=== Section Start ===

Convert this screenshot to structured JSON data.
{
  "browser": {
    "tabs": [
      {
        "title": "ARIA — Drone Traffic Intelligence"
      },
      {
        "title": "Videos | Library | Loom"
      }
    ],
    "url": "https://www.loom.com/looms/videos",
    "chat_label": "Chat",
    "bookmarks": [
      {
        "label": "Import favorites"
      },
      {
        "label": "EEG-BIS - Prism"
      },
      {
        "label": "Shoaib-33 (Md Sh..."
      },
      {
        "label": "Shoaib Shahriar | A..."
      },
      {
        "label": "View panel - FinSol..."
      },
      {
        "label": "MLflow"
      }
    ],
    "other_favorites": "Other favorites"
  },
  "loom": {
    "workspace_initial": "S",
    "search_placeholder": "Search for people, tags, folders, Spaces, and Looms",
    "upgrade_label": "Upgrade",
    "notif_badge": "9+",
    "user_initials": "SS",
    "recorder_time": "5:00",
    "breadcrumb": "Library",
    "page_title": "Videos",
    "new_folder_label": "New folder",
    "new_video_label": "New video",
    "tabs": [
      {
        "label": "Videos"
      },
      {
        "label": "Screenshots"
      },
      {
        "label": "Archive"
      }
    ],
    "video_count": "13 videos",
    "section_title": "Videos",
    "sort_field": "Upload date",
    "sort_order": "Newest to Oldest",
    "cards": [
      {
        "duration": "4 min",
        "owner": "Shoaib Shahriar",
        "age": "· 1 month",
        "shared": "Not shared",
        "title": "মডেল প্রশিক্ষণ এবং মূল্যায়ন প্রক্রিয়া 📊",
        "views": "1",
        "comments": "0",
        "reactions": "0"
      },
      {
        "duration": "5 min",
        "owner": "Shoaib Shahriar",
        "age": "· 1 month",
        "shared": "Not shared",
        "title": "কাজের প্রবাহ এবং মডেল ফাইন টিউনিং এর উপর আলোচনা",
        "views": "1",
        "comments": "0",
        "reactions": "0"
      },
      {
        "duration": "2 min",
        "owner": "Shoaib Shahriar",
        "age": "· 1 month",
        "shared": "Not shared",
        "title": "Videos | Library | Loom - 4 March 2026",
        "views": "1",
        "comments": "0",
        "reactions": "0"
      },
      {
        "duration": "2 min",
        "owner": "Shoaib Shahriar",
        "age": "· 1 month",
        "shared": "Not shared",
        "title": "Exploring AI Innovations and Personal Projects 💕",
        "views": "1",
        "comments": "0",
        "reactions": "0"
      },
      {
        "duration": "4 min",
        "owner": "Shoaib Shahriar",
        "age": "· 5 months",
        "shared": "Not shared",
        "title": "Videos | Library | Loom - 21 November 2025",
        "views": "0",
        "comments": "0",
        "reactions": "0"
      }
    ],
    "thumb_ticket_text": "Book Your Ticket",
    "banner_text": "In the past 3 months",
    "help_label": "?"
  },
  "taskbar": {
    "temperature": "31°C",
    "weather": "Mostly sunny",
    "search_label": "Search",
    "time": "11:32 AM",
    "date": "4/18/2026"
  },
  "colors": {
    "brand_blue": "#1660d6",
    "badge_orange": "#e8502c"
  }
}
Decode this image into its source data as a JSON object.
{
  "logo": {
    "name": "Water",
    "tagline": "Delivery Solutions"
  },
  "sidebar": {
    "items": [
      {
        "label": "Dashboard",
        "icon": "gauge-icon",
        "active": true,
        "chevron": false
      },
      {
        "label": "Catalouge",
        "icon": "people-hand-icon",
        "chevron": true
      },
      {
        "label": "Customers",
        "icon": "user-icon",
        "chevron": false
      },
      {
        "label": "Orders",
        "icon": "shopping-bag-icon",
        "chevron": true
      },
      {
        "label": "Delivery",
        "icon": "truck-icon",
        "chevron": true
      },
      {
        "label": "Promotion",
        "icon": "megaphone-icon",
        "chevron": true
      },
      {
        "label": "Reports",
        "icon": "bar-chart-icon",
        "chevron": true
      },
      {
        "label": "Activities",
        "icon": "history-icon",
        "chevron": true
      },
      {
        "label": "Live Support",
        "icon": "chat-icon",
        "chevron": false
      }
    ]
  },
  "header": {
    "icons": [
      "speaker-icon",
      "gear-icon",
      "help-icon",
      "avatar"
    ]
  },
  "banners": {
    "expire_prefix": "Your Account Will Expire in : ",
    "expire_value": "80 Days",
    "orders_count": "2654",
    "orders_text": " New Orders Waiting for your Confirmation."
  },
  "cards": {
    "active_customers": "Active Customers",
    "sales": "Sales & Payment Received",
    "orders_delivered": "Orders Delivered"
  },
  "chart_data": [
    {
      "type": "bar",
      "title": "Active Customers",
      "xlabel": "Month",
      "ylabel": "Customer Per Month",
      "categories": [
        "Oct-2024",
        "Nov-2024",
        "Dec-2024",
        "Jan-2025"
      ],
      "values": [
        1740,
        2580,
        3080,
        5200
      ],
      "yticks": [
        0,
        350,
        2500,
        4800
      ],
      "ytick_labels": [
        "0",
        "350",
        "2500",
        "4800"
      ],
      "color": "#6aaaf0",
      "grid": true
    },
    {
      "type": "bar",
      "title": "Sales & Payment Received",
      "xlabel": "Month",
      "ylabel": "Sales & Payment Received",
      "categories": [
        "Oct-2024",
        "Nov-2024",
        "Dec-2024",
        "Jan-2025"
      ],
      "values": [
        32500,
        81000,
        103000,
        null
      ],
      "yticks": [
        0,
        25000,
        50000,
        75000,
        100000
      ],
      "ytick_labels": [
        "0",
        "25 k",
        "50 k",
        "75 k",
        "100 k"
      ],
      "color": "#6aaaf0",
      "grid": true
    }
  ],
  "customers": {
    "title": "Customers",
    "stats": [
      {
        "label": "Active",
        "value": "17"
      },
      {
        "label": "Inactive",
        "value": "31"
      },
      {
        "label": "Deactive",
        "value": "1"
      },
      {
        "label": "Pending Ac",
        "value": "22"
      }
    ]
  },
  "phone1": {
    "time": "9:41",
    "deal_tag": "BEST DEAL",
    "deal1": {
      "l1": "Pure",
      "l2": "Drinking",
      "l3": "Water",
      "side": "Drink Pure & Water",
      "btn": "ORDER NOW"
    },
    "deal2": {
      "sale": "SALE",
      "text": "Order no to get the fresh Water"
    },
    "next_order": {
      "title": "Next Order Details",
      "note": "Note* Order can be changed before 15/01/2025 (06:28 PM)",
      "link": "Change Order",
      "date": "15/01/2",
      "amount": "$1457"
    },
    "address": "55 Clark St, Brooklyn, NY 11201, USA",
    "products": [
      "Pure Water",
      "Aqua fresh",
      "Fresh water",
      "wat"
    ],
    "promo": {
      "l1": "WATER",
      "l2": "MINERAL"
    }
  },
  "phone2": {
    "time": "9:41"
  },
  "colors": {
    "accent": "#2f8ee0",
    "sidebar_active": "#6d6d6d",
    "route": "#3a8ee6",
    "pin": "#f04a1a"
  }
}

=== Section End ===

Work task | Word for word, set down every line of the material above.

Task solution |
Convert this screenshot to structured JSON data.
{
  "browser": {
    "tabs": [
      {
        "title": "ARIA — Drone Traffic Intelligence"
      },
      {
        "title": "Videos | Library | Loom"
      }
    ],
    "url": "https://www.loom.com/looms/videos",
    "chat_label": "Chat",
    "bookmarks": [
      {
        "label": "Import favorites"
      },
      {
        "label": "EEG-BIS - Prism"
      },
      {
        "label": "Shoaib-33 (Md Sh..."
      },
      {
        "label": "Shoaib Shahriar | A..."
      },
      {
        "label": "View panel - FinSol..."
      },
      {
        "label": "MLflow"
      }
    ],
    "other_favorites": "Other favorites"
  },
  "loom": {
    "workspace_initial": "S",
    "search_placeholder": "Search for people, tags, folders, Spaces, and Looms",
    "upgrade_label": "Upgrade",
    "notif_badge": "9+",
    "user_initials": "SS",
    "recorder_time": "5:00",
    "breadcrumb": "Library",
    "page_title": "Videos",
    "new_folder_label": "New folder",
    "new_video_label": "New video",
    "tabs": [
      {
        "label": "Videos"
      },
      {
        "label": "Screenshots"
      },
      {
        "label": "Archive"
      }
    ],
    "video_count": "13 videos",
    "section_title": "Videos",
    "sort_field": "Upload date",
    "sort_order": "Newest to Oldest",
    "cards": [
      {
        "duration": "4 min",
        "owner": "Shoaib Shahriar",
        "age": "· 1 month",
        "shared": "Not shared",
        "title": "মডেল প্রশিক্ষণ এবং মূল্যায়ন প্রক্রিয়া 📊",
        "views": "1",
        "comments": "0",
        "reactions": "0"
      },
      {
        "duration": "5 min",
        "owner": "Shoaib Shahriar",
        "age": "· 1 month",
        "shared": "Not shared",
        "title": "কাজের প্রবাহ এবং মডেল ফাইন টিউনিং এর উপর আলোচনা",
        "views": "1",
        "comments": "0",
        "reactions": "0"
      },
      {
        "duration": "2 min",
        "owner": "Shoaib Shahriar",
        "age": "· 1 month",
        "shared": "Not shared",
        "title": "Videos | Library | Loom - 4 March 2026",
        "views": "1",
        "comments": "0",
        "reactions": "0"
      },
      {
        "duration": "2 min",
        "owner": "Shoaib Shahriar",
        "age": "· 1 month",
        "shared": "Not shared",
        "title": "Exploring AI Innovations and Personal Projects 💕",
        "views": "1",
        "comments": "0",
        "reactions": "0"
      },
      {
        "duration": "4 min",
        "owner": "Shoaib Shahriar",
        "age": "· 5 months",
        "shared": "Not shared",
        "title": "Videos | Library | Loom - 21 November 2025",
        "views": "0",
        "comments": "0",
        "reactions": "0"
      }
    ],
    "thumb_ticket_text": "Book Your Ticket",
    "banner_text": "In the past 3 months",
    "help_label": "?"
  },
  "taskbar": {
    "temperature": "31°C",
    "weather": "Mostly sunny",
    "search_label": "Search",
    "time": "11:32 AM",
    "date": "4/18/2026"
  },
  "colors": {
    "brand_blue": "#1660d6",
    "badge_orange": "#e8502c"
  }
}
Decode this image into its source data as a JSON object.
{
  "logo": {
    "name": "Water",
    "tagline": "Delivery Solutions"
  },
  "sidebar": {
    "items": [
      {
        "label": "Dashboard",
        "icon": "gauge-icon",
        "active": true,
        "chevron": false
      },
      {
        "label": "Catalouge",
        "icon": "people-hand-icon",
        "chevron": true
      },
      {
        "label": "Customers",
        "icon": "user-icon",
        "chevron": false
      },
      {
        "label": "Orders",
        "icon": "shopping-bag-icon",
        "chevron": true
      },
      {
        "label": "Delivery",
        "icon": "truck-icon",
        "chevron": true
      },
      {
        "label": "Promotion",
        "icon": "megaphone-icon",
        "chevron": true
      },
      {
        "label": "Reports",
        "icon": "bar-chart-icon",
        "chevron": true
      },
      {
        "label": "Activities",
        "icon": "history-icon",
        "chevron": true
      },
      {
        "label": "Live Support",
        "icon": "chat-icon",
        "chevron": false
      }
    ]
  },
  "header": {
    "icons": [
      "speaker-icon",
      "gear-icon",
      "help-icon",
      "avatar"
    ]
  },
  "banners": {
    "expire_prefix": "Your Account Will Expire in : ",
    "expire_value": "80 Days",
    "orders_count": "2654",
    "orders_text": " New Orders Waiting for your Confirmation."
  },
  "cards": {
    "active_customers": "Active Customers",
    "sales": "Sales & Payment Received",
    "orders_delivered": "Orders Delivered"
  },
  "chart_data": [
    {
      "type": "bar",
      "title": "Active Customers",
      "xlabel": "Month",
      "ylabel": "Customer Per Month",
      "categories": [
        "Oct-2024",
        "Nov-2024",
        "Dec-2024",
        "Jan-2025"
      ],
      "values": [
        1740,
        2580,
        3080,
        5200
      ],
      "yticks": [
        0,
        350,
        2500,
        4800
      ],
      "ytick_labels": [
        "0",
        "350",
        "2500",
        "4800"
      ],
      "color": "#6aaaf0",
      "grid": true
    },
    {
      "type": "bar",
      "title": "Sales & Payment Received",
      "xlabel": "Month",
      "ylabel": "Sales & Payment Received",
      "categories": [
        "Oct-2024",
        "Nov-2024",
        "Dec-2024",
        "Jan-2025"
      ],
      "values": [
        32500,
        81000,
        103000,
        null
      ],
      "yticks": [
        0,
        25000,
        50000,
        75000,
        100000
      ],
      "ytick_labels": [
        "0",
        "25 k",
        "50 k",
        "75 k",
        "100 k"
      ],
      "color": "#6aaaf0",
      "grid": true
    }
  ],
  "customers": {
    "title": "Customers",
    "stats": [
      {
        "label": "Active",
        "value": "17"
      },
      {
        "label": "Inactive",
        "value": "31"
      },
      {
        "label": "Deactive",
        "value": "1"
      },
      {
        "label": "Pending Ac",
        "value": "22"
      }
    ]
  },
  "phone1": {
    "time": "9:41",
    "deal_tag": "BEST DEAL",
    "deal1": {
      "l1": "Pure",
      "l2": "Drinking",
      "l3": "Water",
      "side": "Drink Pure & Water",
      "btn": "ORDER NOW"
    },
    "deal2": {
      "sale": "SALE",
      "text": "Order no to get the fresh Water"
    },
    "next_order": {
      "title": "Next Order Details",
      "note": "Note* Order can be changed before 15/01/2025 (06:28 PM)",
      "link": "Change Order",
      "date": "15/01/2",
      "amount": "$1457"
    },
    "address": "55 Clark St, Brooklyn, NY 11201, USA",
    "products": [
      "Pure Water",
      "Aqua fresh",
      "Fresh water",
      "wat"
    ],
    "promo": {
      "l1": "WATER",
      "l2": "MINERAL"
    }
  },
  "phone2": {
    "time": "9:41"
  },
  "colors": {
    "accent": "#2f8ee0",
    "sidebar_active": "#6d6d6d",
    "route": "#3a8ee6",
    "pin": "#f04a1a"
  }
}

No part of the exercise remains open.